*Work item:* Lines below containing the word "Sudoku" should be copied out.

╔══

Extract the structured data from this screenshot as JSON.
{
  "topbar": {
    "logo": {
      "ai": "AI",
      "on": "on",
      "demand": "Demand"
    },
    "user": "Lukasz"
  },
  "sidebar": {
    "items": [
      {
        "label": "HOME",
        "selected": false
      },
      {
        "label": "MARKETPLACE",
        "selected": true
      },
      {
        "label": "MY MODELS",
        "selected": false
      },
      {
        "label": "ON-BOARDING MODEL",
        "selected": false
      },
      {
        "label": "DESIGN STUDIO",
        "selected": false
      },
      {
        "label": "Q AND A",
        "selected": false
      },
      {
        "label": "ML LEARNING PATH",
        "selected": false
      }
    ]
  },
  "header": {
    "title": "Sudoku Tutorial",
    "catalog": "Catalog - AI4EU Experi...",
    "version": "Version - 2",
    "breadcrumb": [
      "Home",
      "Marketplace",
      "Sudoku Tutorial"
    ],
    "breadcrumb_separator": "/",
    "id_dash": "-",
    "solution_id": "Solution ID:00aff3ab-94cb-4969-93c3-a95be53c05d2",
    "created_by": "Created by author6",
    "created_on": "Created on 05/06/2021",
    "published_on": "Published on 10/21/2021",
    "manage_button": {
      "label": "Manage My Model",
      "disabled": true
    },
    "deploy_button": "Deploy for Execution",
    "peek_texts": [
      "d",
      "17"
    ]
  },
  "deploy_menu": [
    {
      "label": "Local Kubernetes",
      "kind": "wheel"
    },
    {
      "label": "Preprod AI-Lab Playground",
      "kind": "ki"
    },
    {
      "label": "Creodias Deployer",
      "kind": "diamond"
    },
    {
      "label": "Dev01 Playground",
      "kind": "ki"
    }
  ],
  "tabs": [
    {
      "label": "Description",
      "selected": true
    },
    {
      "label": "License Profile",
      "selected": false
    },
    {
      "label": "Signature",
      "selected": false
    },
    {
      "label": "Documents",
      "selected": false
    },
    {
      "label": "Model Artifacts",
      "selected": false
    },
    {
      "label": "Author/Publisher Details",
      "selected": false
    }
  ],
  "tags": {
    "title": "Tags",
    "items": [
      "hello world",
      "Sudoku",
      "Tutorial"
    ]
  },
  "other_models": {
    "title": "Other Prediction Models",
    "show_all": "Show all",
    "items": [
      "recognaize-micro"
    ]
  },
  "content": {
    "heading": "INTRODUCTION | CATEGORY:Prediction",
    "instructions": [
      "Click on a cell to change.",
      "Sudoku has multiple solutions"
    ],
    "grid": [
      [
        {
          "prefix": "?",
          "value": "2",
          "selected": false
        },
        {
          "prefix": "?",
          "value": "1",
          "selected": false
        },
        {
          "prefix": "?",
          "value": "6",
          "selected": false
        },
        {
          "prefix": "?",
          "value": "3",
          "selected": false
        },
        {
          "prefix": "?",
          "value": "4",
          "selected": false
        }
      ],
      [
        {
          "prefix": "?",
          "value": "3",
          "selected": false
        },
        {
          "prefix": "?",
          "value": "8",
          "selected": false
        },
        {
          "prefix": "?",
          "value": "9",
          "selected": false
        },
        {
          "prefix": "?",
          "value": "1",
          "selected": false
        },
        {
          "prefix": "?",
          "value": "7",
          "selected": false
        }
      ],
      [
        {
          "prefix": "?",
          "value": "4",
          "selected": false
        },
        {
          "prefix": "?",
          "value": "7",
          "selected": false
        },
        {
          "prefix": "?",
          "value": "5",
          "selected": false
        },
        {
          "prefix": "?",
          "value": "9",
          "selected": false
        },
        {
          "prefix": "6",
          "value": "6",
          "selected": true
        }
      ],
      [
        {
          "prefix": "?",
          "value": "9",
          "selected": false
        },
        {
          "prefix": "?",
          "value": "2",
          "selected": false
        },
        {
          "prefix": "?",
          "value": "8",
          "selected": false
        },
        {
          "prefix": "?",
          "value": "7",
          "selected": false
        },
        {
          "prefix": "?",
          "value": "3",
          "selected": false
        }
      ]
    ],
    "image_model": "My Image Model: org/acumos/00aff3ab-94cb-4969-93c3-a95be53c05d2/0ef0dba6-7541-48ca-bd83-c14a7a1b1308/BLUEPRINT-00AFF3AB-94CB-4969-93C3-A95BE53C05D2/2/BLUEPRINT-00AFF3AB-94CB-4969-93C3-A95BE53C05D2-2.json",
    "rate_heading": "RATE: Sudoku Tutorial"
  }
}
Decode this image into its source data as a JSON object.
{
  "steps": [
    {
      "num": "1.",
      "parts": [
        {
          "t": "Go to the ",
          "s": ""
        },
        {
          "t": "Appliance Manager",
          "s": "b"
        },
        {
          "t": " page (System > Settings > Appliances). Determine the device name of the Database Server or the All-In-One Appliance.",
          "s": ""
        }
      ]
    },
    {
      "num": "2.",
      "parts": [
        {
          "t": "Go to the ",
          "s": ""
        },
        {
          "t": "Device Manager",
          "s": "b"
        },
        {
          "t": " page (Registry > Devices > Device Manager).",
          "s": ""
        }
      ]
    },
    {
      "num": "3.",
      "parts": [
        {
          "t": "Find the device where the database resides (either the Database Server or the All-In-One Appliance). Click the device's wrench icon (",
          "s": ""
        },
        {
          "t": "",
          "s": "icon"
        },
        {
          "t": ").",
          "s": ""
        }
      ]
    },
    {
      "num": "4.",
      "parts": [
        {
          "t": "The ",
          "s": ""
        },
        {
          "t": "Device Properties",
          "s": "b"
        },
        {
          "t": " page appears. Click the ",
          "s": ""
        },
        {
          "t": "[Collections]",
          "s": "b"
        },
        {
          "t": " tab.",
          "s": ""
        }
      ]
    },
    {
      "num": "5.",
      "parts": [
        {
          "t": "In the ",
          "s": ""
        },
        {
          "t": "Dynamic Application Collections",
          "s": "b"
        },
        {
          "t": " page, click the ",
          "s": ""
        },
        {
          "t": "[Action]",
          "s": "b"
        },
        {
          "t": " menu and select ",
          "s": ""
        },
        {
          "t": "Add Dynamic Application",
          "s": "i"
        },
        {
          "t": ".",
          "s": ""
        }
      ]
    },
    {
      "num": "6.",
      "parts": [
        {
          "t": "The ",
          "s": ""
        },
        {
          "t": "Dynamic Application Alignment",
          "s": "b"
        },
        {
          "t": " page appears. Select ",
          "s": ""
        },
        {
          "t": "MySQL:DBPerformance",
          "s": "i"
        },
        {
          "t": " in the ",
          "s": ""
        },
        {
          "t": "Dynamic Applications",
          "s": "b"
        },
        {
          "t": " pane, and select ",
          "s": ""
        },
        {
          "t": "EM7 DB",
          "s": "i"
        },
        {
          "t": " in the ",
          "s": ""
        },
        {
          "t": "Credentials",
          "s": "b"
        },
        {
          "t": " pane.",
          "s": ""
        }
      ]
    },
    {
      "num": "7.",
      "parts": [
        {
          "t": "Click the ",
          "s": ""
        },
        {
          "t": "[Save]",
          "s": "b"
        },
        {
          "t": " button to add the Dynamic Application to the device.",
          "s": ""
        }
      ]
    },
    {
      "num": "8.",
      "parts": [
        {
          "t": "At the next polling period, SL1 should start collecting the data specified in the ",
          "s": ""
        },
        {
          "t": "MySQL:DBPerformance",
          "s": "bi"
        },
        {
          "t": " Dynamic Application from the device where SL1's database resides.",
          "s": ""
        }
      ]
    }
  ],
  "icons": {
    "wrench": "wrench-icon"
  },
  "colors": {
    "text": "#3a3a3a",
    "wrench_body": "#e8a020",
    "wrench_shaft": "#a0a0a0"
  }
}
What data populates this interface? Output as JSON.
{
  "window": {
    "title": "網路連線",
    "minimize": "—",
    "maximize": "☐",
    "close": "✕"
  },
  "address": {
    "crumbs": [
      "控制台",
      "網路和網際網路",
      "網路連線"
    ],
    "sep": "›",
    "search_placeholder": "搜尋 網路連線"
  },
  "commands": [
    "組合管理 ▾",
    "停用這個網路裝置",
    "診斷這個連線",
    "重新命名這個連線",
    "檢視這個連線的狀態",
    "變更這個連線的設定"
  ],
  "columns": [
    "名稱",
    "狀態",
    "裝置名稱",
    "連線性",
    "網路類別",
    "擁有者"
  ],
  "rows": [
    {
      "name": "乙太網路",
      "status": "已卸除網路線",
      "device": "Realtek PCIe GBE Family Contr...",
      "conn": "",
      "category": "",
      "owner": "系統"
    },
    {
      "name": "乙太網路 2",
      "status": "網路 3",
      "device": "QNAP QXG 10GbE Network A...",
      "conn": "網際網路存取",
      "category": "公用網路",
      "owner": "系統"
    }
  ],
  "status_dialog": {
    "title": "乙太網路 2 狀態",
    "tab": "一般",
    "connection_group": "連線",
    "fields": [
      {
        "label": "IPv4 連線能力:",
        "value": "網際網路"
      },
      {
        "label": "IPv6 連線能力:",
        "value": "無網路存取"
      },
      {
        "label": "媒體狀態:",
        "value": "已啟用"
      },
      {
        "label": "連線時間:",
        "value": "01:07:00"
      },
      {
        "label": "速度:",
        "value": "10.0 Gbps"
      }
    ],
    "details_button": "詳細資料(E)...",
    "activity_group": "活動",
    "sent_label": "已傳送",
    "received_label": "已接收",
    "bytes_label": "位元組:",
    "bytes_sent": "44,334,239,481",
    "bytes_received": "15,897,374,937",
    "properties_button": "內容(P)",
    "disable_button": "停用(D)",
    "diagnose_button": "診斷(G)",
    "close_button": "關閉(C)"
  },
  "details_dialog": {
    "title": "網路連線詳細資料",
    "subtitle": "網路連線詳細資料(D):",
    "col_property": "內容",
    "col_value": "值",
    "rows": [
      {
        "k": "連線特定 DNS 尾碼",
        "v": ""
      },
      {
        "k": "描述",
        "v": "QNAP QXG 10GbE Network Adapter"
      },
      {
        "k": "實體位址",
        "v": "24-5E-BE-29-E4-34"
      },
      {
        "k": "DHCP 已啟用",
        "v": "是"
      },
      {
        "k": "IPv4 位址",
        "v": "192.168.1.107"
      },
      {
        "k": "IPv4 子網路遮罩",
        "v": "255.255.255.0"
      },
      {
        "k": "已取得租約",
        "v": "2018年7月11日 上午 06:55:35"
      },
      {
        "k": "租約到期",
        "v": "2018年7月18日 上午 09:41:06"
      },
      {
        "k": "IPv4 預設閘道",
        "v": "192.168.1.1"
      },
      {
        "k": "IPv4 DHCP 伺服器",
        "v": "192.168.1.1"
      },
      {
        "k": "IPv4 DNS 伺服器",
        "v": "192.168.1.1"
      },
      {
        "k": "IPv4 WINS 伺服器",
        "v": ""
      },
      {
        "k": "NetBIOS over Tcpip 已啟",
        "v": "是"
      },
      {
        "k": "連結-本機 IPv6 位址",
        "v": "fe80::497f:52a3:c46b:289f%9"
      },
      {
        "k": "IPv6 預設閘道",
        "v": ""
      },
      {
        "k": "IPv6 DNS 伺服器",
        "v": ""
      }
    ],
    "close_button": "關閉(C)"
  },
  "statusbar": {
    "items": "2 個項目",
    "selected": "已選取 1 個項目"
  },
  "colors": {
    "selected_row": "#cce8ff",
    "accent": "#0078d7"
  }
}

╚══

*Output for this task:*
    "title": "Sudoku Tutorial",
      "Sudoku Tutorial"
      "Sudoku",
      "Sudoku has multiple solutions"
    "rate_heading": "RATE: Sudoku Tutorial"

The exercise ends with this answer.